One country, four languages
8.42 million people live in Switzerland in an area of 41,285 km². Despite its small size, Switzerland has four official languages. In addition to High German, French, Italian and Romansh are spoken. And what about Swiss German?
Swiss German is not an official language
Swiss German of course also exists, but not as an official language. Swiss German is not a coded language, but refers to all possible Alemannic dialects spoken in the German-speaking part of Switzerland. The word Alemannic refers to German or West Germanic dialects. Thus, Swiss German is nothing other than the collective term for German dialects in Switzerland. And that is why it cannot count as an official language in Switzerland.
Swiss High German – the same as Swiss German?
In addition to Swiss German, there is also so-called Swiss High German in Switzerland. However, this is a standard variety – just like the Austrian High German. This means that it is a variant of the German language with certain rules that are recorded in writing and clearly define what is right and what is wrong. By the way, these rules are defined and maintained by the Swiss Association for the German Language. To avoid confusion, the German Hochdeutsch spoken in Germany is also a standard variety and is on the same level as the Swiss Hochdeutsch. Therefore, Swiss German and Swiss High German are not the same!
Helvetisms – Inherited words
As in most standard varieties, there are also differences in Swiss High German in various linguistic areas, for example in grammar, pronunciation or vocabulary. Words or expressions recorded by the Swiss Duden Committee are called Helvetisms. Some of these Helvetisms can be understood quite well with High German as the mother tongue, while others are more difficult. Helvetisms are only used in Switzerland and are not known in High German in Germany.
A few examples:
- After getting up, many Swiss eat a “Morgenessen”. In High German, “Frühstück”
- In the evening the Swiss have “Abendessen”. In High German it is called “Abendbrot”
- The so popular “Hacktätschli”in Switzerland are called in Germany “Frikadelle/Bulette”
- And while in Switzerland you drink “Hahnenwasser”, in Germany you drink “Leitungswasser”
We love our “Velo”
Another big difference between Swiss High German and German High German are the Helvetisms, which have their origin in French. This is due to the geographical proximity to France.
|Swiss High German||High German||English|
A few rules that will make your life easier
There is no official grammar for Swiss German, but there are a few rules that you can follow and that make learning Swiss German a little easier. Here are the most important differences between Swiss German an High German:

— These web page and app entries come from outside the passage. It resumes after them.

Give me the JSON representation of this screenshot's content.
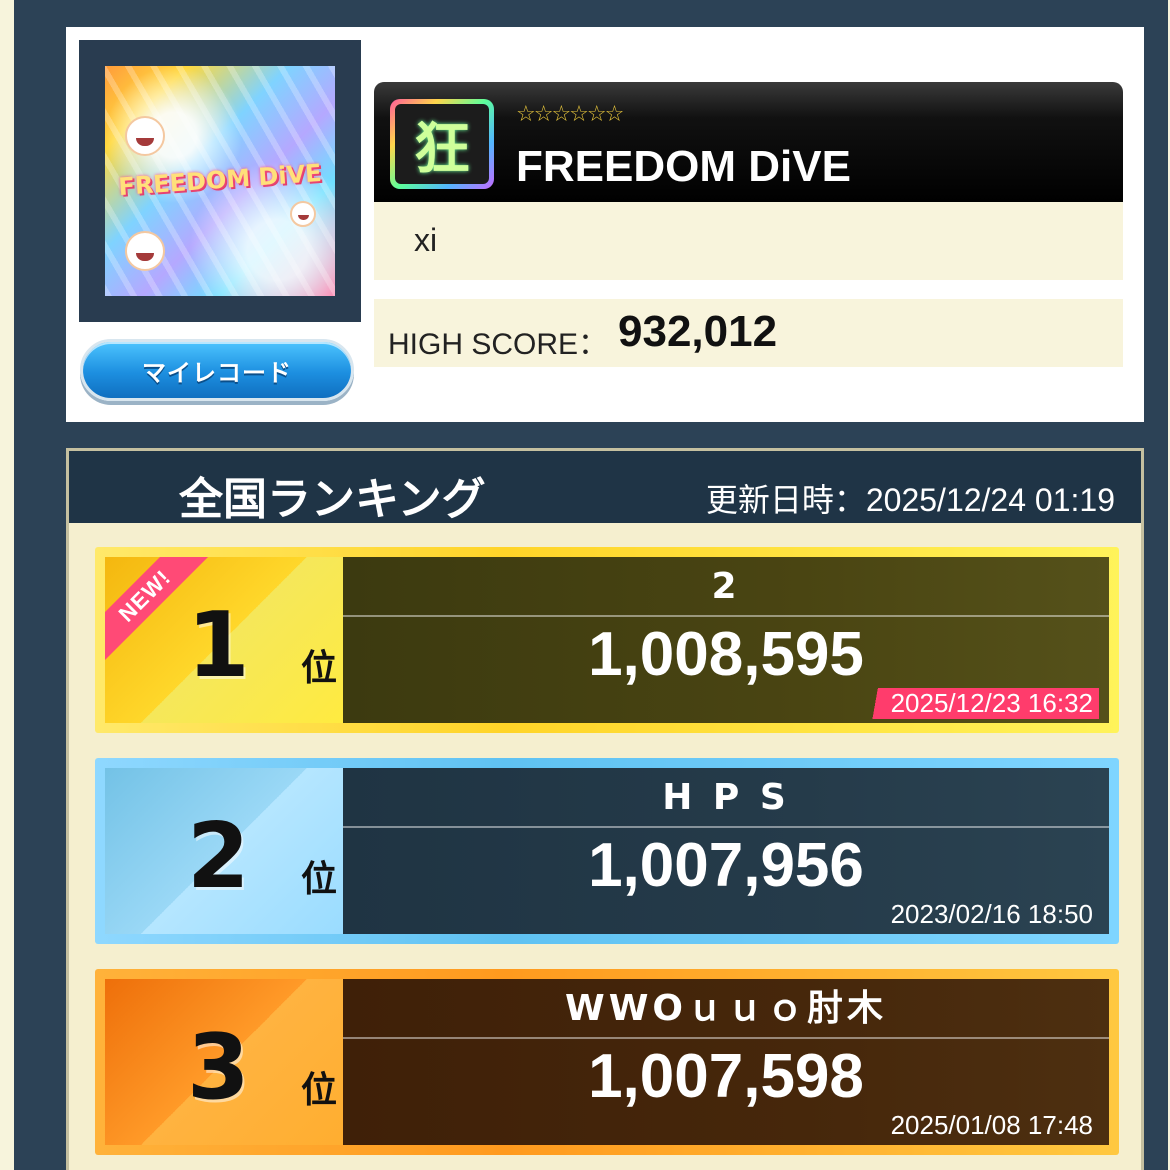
{
  "song": {
    "jacket_text": "FREEDOM DiVE",
    "difficulty_icon": "狂",
    "stars": "☆☆☆☆☆☆",
    "title": "FREEDOM DiVE",
    "artist": "xi",
    "high_score_label": "HIGH SCORE：",
    "high_score": "932,012",
    "my_record_button": "マイレコード"
  },
  "ranking": {
    "title": "全国ランキング",
    "updated": "更新日時：2025/12/24 01:19",
    "suffix": "位",
    "entries": [
      {
        "rank": "1",
        "badge": "NEW!",
        "name": "2",
        "score": "1,008,595",
        "date": "2025/12/23 16:32"
      },
      {
        "rank": "2",
        "name": "H P S",
        "score": "1,007,956",
        "date": "2023/02/16 18:50"
      },
      {
        "rank": "3",
        "name": "WWOｕｕｏ肘木",
        "score": "1,007,598",
        "date": "2025/01/08 17:48"
      }
    ]
  },
  "colors": {
    "background": "#2c4256",
    "rank1": "#ffd428",
    "rank2": "#5fc2f2",
    "rank3": "#ff9a1e",
    "new_badge": "#ff4a76"
  }
}
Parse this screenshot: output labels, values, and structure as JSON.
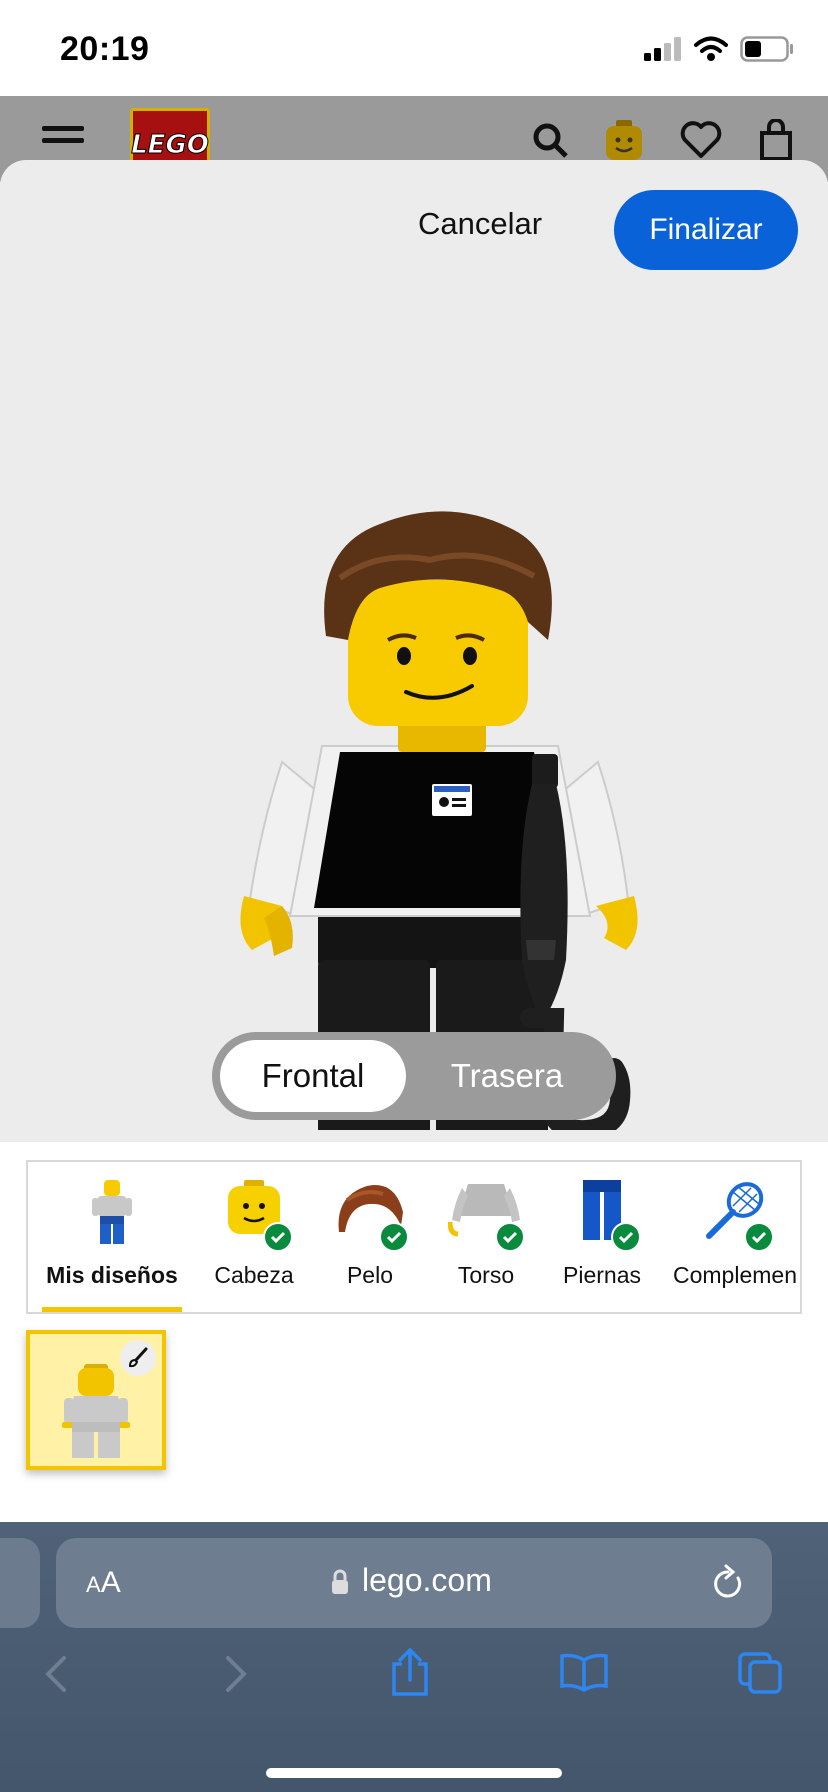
{
  "status_bar": {
    "time": "20:19",
    "battery_percent": 40
  },
  "site_header": {
    "logo_text": "LEGO"
  },
  "modal": {
    "cancel_label": "Cancelar",
    "finish_label": "Finalizar",
    "view_toggle": {
      "front_label": "Frontal",
      "back_label": "Trasera",
      "selected": "Frontal"
    }
  },
  "tabs": [
    {
      "label": "Mis diseños",
      "icon": "minifigure-icon",
      "active": true,
      "checked": false
    },
    {
      "label": "Cabeza",
      "icon": "head-icon",
      "active": false,
      "checked": true
    },
    {
      "label": "Pelo",
      "icon": "hair-icon",
      "active": false,
      "checked": true
    },
    {
      "label": "Torso",
      "icon": "torso-icon",
      "active": false,
      "checked": true
    },
    {
      "label": "Piernas",
      "icon": "legs-icon",
      "active": false,
      "checked": true
    },
    {
      "label": "Complemen",
      "icon": "racket-icon",
      "active": false,
      "checked": true
    }
  ],
  "designs": [
    {
      "icon": "minifigure-icon",
      "editable": true,
      "selected": true
    }
  ],
  "browser": {
    "text_size_label_small": "A",
    "text_size_label_large": "A",
    "url": "lego.com"
  },
  "colors": {
    "accent": "#0a62d8",
    "active_tab": "#f5c400",
    "check": "#0a8a3d"
  }
}
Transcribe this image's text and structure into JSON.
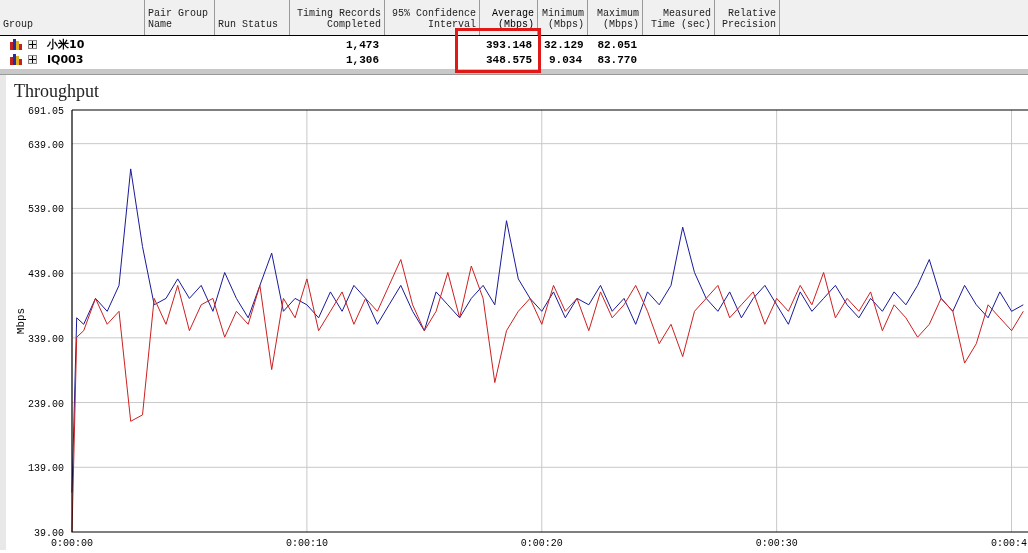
{
  "table": {
    "columns": [
      {
        "lines": [
          "Group"
        ],
        "highlighted": false
      },
      {
        "lines": [
          "Pair Group",
          "Name"
        ],
        "highlighted": false
      },
      {
        "lines": [
          "Run Status"
        ],
        "highlighted": false
      },
      {
        "lines": [
          "Timing Records",
          "Completed"
        ],
        "highlighted": false
      },
      {
        "lines": [
          "95% Confidence",
          "Interval"
        ],
        "highlighted": false
      },
      {
        "lines": [
          "Average",
          "(Mbps)"
        ],
        "highlighted": true
      },
      {
        "lines": [
          "Minimum",
          "(Mbps)"
        ],
        "highlighted": false
      },
      {
        "lines": [
          "Maximum",
          "(Mbps)"
        ],
        "highlighted": false
      },
      {
        "lines": [
          "Measured",
          "Time (sec)"
        ],
        "highlighted": false
      },
      {
        "lines": [
          "Relative",
          "Precision"
        ],
        "highlighted": false
      }
    ],
    "rows": [
      {
        "group": "小米10",
        "expanded": false,
        "timing_records": "1,473",
        "average": "393.148",
        "minimum": "32.129",
        "maximum": "82.051"
      },
      {
        "group": "IQ003",
        "expanded": false,
        "timing_records": "1,306",
        "average": "348.575",
        "minimum": "9.034",
        "maximum": "83.770"
      }
    ]
  },
  "chart": {
    "chart_data": {
      "type": "line",
      "grid": true,
      "title": "Throughput",
      "ylabel": "Mbps",
      "xlim": [
        0,
        40.7
      ],
      "ylim": [
        39,
        691.05
      ],
      "xticks": [
        {
          "value": 0,
          "label": "0:00:00"
        },
        {
          "value": 10,
          "label": "0:00:10"
        },
        {
          "value": 20,
          "label": "0:00:20"
        },
        {
          "value": 30,
          "label": "0:00:30"
        },
        {
          "value": 40,
          "label": "0:00:4"
        }
      ],
      "yticks": [
        {
          "value": 39,
          "label": "39.00"
        },
        {
          "value": 139,
          "label": "139.00"
        },
        {
          "value": 239,
          "label": "239.00"
        },
        {
          "value": 339,
          "label": "339.00"
        },
        {
          "value": 439,
          "label": "439.00"
        },
        {
          "value": 539,
          "label": "539.00"
        },
        {
          "value": 639,
          "label": "639.00"
        },
        {
          "value": 691.05,
          "label": "691.05"
        }
      ],
      "x": [
        0,
        0.2,
        0.5,
        1,
        1.5,
        2,
        2.5,
        3,
        3.5,
        4,
        4.5,
        5,
        5.5,
        6,
        6.5,
        7,
        7.5,
        8,
        8.5,
        9,
        9.5,
        10,
        10.5,
        11,
        11.5,
        12,
        12.5,
        13,
        13.5,
        14,
        14.5,
        15,
        15.5,
        16,
        16.5,
        17,
        17.5,
        18,
        18.5,
        19,
        19.5,
        20,
        20.5,
        21,
        21.5,
        22,
        22.5,
        23,
        23.5,
        24,
        24.5,
        25,
        25.5,
        26,
        26.5,
        27,
        27.5,
        28,
        28.5,
        29,
        29.5,
        30,
        30.5,
        31,
        31.5,
        32,
        32.5,
        33,
        33.5,
        34,
        34.5,
        35,
        35.5,
        36,
        36.5,
        37,
        37.5,
        38,
        38.5,
        39,
        39.5,
        40,
        40.5
      ],
      "series": [
        {
          "color": "#1a1a9a",
          "values": [
            100,
            370,
            360,
            400,
            380,
            420,
            600,
            480,
            390,
            400,
            430,
            400,
            420,
            380,
            440,
            400,
            370,
            420,
            470,
            380,
            400,
            390,
            370,
            410,
            380,
            420,
            400,
            360,
            390,
            420,
            380,
            350,
            410,
            390,
            370,
            400,
            420,
            390,
            520,
            430,
            400,
            380,
            410,
            370,
            400,
            390,
            420,
            380,
            400,
            360,
            410,
            390,
            420,
            510,
            440,
            400,
            380,
            410,
            370,
            400,
            420,
            390,
            360,
            410,
            380,
            400,
            420,
            390,
            370,
            400,
            380,
            410,
            390,
            420,
            460,
            400,
            380,
            420,
            390,
            370,
            410,
            380,
            390
          ]
        },
        {
          "color": "#cc2020",
          "values": [
            39,
            340,
            350,
            400,
            360,
            380,
            210,
            220,
            400,
            360,
            420,
            350,
            390,
            400,
            340,
            380,
            360,
            420,
            290,
            400,
            370,
            430,
            350,
            380,
            410,
            360,
            400,
            380,
            420,
            460,
            390,
            350,
            380,
            440,
            370,
            450,
            400,
            270,
            350,
            380,
            400,
            360,
            420,
            380,
            400,
            350,
            410,
            370,
            390,
            420,
            380,
            330,
            360,
            310,
            380,
            400,
            420,
            370,
            390,
            410,
            360,
            400,
            380,
            420,
            390,
            440,
            370,
            400,
            380,
            410,
            350,
            390,
            370,
            340,
            360,
            400,
            380,
            300,
            330,
            390,
            370,
            350,
            380
          ]
        }
      ]
    }
  }
}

The German “au” becomes “uu” / “u” in Swiss German
As you can see, we have usually determined that it can also become a “u”. Whether you write the word with one or two u is a matter of taste.
|Schweizerdeutsch «u»||Hochdeutsch «au»||English|
The German “K” becomes a “ch” in Swiss German
And that’s what you’ve been waiting for, right? The famous “ch” that makes Swiss German so unique worldwide.
|Schweizerdeutsch «ch»||Hochdeutsch «k»||English|
The German “st” becomes the “scht” in Swiss German
|Schweizerdeutsch «scht»||Hochdeutsch «st»||English|
Small differences in everyday life
If you want to order a “Radler” (beer mixed with limonade) in Switzerland, you order a “Panche”. In Switzerland to grill is “grillieren”, in Germany you call it “grillen”. “Parkieren” is another typical Swiss High German word, that in Germany is called “parken” (to park). You got it?
Swiss German has not established itself in Germany
While the Swiss are familiar with German terms, none of the Swiss German expressions have made it into the Germanic vocabulary. As open to integration as the language of the French once was and the American language today is shown in Germany, so much is the opposition to Swiss German.
Swiss German can be learned
With the language rules mentioned you have already taken a big step forward. If you want to learn even more Swiss German, sign up for our online course and become a professional!